Wednesday, January 1, 2014

Bath Party

"Damnit, some lowlife took a bath and poisoned the waterhole".

That was my first disturbing thought when I saw the white scum on the water.

It didn't smell like Irish Spring, either. But what was it?

I was visited by ominous thoughts until I got home and uploaded the video files.

Then I saw the culprits.

My pool had been the scene of a wild bath party.

Happy New Year, my friends.


biobabbler said...

Super interesting. I would NEVER have guessed it. And it's also interesting how @ the end the scum seeks to cover the entire pool.

NIce work, as usual. Thanks for the edification.

Cindy said...

Feather dust is a new one on me. CA Dept of Fish and Wildlife is trying to track a protozoan disease that causes cheese-like lesions on the mouths and digestive systems of band-tails. If you see any on btp, they would like to know.


brdpics said...

Wow, that's amazing footage. Funny how the pond scum is the same color as the pigeons!! Thanks for posting!!

Trailblazer said...

Great stuff, Codger.

Happy New Year to you, as well!

Chas S. Clifton said...

At least you don't have to worry about unhygienic hermits.

Steve Bodio said...

Protozoan disease that causes cheesy lesions is doubtless Trichomonas gallinae or a close relative, which also affects and kill domestic pigeons (lethal but curable and most members of the family.

It can be chronic and low- level, which is a danger to less adapted species like their predators. When Cooper's hawks were becoming urban in Tucson, many were picked up dead or dying, unable to eat, infected with the disease from urban doves.

Birds of the pigeon family have a powder or "bloom" that causes scum on the water when they bathe, I believe produced by special down. Far from being "dirty" it is a sign of robust good health!

Owlman said...

Excellent video capture of Band-tailed Pigeons bathing Codger!
Did you collect any scum and check it under a microscope?
They obviously needed a bath!

John W. Wall said...

Chalk up another great nature lesson with camera-trapping.

Camera Trap Codger said...

Thanks folks. And very interesting to learn about the disease, and the contagion to accipiters, Cindy and Steve. But happy to know that the birds are clean and no reprobate was responsible for the dusty bath water.
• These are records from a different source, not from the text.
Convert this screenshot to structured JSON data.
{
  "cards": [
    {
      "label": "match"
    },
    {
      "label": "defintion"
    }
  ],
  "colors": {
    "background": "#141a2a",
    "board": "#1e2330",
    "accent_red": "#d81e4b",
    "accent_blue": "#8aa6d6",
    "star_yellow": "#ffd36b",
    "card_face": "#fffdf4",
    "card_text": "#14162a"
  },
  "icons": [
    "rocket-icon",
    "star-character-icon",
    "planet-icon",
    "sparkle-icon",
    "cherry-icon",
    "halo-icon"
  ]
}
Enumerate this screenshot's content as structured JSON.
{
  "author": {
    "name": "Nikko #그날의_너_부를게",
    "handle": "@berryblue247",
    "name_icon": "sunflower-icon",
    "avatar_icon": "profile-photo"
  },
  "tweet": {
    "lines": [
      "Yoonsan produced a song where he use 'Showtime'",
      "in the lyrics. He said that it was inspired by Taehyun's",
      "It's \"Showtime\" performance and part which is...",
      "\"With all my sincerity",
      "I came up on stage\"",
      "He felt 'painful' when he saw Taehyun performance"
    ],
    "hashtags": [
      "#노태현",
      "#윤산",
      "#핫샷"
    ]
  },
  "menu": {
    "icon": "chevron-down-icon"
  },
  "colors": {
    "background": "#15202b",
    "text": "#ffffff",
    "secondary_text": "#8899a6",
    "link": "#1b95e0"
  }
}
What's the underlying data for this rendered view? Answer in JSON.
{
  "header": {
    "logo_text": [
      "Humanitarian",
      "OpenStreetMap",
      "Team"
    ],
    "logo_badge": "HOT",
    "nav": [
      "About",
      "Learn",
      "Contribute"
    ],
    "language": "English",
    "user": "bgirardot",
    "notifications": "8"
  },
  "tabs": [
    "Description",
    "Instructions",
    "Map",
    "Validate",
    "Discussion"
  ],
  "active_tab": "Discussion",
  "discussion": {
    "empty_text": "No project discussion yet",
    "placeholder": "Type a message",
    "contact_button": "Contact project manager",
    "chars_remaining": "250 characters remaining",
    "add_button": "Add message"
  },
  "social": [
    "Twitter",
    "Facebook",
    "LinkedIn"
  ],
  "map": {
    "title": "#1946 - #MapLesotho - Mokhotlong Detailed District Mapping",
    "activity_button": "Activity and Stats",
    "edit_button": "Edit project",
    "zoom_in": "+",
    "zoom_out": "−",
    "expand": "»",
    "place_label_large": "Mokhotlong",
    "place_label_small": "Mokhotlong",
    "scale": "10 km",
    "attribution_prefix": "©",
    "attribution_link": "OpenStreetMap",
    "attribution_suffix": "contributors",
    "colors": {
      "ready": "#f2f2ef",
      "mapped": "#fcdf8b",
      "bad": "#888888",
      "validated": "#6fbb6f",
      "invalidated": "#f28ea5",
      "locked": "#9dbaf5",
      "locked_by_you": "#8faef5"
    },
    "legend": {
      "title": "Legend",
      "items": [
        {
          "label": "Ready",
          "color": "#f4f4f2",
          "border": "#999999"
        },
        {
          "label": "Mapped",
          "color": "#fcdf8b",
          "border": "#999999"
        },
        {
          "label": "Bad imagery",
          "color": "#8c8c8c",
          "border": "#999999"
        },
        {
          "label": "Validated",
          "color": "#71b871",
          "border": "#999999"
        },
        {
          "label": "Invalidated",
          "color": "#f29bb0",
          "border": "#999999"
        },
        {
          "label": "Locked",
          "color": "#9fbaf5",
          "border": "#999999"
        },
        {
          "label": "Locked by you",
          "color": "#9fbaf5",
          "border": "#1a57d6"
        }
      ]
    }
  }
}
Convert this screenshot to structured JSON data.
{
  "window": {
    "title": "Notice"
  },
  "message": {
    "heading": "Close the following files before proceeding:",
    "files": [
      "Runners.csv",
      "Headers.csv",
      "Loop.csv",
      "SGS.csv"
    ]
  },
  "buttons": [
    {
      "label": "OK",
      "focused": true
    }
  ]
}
owlman said...

Trichomonas was seen infrequently in the mouths of Barn Owls that were brought into the UC Davis
(California) Raptor Center.